Being able to speak a language connects us to people, culture, and family. Now imagine being able to speak 2 or even 3 languages. You become part of new communities, new cultures, and in many cases closer to our families. The census bureau released data from 2013 stating that 1 in 5 families living in the U.S speaks language other than English at home.
Learning two languages seems twice as hard, especially for kids who may be struggling with one language already. Here at Speech Point we have heard time and time again from families who report that their pediatrician, family friend, or other therapist have told them that they should only talk to their child with autism in one language. They have been told the myths that teaching them a second language will impair they cognitive ability and delay their speech. Well, were here to tell you....
IT'S NOT TRUE!
The research is very clear when it comes to learning a second language in children with autism.

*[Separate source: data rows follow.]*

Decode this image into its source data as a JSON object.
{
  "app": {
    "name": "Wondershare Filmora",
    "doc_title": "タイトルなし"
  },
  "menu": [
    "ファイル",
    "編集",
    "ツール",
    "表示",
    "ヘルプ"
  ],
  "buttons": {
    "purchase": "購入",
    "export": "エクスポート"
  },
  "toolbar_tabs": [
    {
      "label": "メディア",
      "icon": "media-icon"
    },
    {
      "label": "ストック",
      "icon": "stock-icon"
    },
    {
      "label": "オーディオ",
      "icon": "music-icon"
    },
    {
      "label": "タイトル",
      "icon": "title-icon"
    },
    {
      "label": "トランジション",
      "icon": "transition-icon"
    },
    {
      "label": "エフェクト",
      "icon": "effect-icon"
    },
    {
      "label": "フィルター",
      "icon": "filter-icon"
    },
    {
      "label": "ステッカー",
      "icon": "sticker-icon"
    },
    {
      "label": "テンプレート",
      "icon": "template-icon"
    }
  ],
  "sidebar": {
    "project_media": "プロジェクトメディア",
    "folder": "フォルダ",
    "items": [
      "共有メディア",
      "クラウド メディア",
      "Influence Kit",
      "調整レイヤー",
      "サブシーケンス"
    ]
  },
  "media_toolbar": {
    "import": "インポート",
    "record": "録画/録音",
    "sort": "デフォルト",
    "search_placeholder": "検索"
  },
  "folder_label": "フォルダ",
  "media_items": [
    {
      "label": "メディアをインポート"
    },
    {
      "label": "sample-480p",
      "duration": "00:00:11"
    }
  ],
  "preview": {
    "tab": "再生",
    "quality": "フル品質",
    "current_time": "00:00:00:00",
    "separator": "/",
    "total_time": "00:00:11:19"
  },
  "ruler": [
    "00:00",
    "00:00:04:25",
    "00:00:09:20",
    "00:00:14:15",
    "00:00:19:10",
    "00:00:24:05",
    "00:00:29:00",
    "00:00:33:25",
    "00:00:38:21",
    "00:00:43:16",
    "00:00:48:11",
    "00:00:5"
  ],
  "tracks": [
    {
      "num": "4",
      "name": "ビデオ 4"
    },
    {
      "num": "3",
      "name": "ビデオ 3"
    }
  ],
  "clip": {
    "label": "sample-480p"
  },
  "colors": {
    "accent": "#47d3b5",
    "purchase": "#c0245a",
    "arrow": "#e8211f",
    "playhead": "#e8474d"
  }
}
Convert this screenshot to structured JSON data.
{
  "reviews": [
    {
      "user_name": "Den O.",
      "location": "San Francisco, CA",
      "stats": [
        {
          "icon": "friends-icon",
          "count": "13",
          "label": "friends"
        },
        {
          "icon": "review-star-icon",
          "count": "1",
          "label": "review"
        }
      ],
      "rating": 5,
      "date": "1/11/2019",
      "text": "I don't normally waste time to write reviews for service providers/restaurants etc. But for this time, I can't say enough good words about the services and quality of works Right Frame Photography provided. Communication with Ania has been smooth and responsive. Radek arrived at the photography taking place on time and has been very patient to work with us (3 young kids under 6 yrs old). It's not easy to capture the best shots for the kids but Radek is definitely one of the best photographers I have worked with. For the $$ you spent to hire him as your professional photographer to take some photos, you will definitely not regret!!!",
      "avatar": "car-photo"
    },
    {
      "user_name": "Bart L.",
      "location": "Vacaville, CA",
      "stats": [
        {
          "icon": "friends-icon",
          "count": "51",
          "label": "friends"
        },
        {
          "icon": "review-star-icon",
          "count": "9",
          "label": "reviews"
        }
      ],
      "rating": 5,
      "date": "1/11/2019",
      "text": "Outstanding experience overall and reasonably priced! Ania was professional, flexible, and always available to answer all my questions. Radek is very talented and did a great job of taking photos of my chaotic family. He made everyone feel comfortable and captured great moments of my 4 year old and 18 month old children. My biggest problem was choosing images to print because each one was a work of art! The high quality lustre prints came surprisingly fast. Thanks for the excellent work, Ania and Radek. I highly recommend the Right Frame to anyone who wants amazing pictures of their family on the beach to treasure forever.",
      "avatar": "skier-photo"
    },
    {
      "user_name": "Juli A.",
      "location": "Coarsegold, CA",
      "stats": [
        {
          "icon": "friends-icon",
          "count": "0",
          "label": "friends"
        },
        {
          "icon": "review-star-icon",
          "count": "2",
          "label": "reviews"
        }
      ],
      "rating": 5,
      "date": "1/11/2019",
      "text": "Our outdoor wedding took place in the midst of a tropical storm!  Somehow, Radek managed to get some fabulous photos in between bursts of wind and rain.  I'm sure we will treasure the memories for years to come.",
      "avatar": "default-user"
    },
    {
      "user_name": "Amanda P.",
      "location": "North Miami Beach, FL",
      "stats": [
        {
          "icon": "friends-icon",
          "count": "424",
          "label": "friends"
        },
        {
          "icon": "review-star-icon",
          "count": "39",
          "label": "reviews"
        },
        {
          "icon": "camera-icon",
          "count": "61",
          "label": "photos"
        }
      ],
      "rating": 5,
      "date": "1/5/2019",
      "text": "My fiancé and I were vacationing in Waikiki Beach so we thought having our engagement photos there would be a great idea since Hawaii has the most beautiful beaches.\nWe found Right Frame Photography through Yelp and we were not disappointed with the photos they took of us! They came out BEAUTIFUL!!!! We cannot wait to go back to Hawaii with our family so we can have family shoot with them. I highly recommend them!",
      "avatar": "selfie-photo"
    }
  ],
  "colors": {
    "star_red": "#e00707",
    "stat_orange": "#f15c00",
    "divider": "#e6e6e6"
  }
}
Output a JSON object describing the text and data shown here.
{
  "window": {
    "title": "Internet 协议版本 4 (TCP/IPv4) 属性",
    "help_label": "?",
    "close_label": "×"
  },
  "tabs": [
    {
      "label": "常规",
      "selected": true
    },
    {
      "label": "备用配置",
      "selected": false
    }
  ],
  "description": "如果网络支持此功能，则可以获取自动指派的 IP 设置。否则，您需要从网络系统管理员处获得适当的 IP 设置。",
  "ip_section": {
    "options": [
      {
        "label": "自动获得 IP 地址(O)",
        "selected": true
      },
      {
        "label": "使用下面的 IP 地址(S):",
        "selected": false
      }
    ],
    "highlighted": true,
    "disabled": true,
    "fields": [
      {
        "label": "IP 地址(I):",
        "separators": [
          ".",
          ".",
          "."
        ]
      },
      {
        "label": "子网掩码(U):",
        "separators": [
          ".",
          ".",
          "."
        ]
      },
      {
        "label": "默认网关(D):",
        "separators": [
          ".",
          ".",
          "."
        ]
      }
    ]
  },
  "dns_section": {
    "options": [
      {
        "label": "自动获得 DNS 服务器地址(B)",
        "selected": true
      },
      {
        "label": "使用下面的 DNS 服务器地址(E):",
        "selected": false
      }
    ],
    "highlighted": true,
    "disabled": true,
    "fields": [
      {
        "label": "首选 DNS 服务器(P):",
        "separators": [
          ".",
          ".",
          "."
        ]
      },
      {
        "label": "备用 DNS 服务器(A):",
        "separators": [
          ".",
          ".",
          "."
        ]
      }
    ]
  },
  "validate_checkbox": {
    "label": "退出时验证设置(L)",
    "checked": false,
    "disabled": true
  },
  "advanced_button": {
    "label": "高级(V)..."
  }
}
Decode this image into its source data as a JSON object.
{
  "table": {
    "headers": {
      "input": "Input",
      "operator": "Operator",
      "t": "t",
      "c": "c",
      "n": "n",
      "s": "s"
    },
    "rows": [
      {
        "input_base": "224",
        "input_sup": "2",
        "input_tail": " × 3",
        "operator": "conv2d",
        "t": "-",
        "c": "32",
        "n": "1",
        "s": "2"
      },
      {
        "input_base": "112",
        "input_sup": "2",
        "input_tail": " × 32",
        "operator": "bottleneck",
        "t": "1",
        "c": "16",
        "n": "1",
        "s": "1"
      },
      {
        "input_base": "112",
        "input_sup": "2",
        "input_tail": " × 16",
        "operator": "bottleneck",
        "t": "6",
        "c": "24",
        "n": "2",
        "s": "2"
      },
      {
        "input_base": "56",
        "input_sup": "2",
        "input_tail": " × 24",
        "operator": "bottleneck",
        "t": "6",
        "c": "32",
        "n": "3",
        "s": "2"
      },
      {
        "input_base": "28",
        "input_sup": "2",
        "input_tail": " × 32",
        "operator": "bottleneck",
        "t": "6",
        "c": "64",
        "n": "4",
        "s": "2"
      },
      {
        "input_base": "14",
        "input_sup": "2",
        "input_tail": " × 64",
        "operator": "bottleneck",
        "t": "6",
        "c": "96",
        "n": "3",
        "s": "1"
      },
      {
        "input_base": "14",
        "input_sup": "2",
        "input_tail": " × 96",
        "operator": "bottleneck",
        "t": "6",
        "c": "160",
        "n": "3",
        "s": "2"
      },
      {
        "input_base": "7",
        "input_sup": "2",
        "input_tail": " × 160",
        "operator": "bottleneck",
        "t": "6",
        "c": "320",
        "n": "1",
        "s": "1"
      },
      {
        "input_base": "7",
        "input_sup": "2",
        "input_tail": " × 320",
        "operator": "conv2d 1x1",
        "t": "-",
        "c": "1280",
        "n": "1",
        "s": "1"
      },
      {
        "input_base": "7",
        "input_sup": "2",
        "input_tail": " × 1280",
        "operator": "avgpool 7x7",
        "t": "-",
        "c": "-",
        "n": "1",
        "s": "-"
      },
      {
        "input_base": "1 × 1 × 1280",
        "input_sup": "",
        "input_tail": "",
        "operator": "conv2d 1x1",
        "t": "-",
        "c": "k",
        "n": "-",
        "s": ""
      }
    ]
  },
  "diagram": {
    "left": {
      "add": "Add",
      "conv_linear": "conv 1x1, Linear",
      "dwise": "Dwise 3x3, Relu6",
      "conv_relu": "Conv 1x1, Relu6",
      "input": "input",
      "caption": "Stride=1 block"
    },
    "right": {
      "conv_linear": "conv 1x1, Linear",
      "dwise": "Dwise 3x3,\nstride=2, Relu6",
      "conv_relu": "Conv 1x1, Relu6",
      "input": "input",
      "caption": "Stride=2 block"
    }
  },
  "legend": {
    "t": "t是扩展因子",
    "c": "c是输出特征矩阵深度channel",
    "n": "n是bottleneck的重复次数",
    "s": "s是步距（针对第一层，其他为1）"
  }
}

Bilingual children with ASD do not experience additional delays in language compared to monolingual children with ASD. Researchers Peterson, Marinova-Todd and Mirenda found that bilingual children with ASD didn’t have significant differences in understanding or speaking between their two languages, indicating that children with ASD can successfully become bilingual.
Parents, speak to the child in your native language! This exposes them to a whole new culture and language and that is really beautiful! We encourage our bilingual families to do all the same things language techniques that are recommend for families who speak 1 language. Reading books in the second language, interacting with your child, expanding the language by modeling. And expanding so If they are using one word, you use two.
Language is a gift and it should be passed to your children!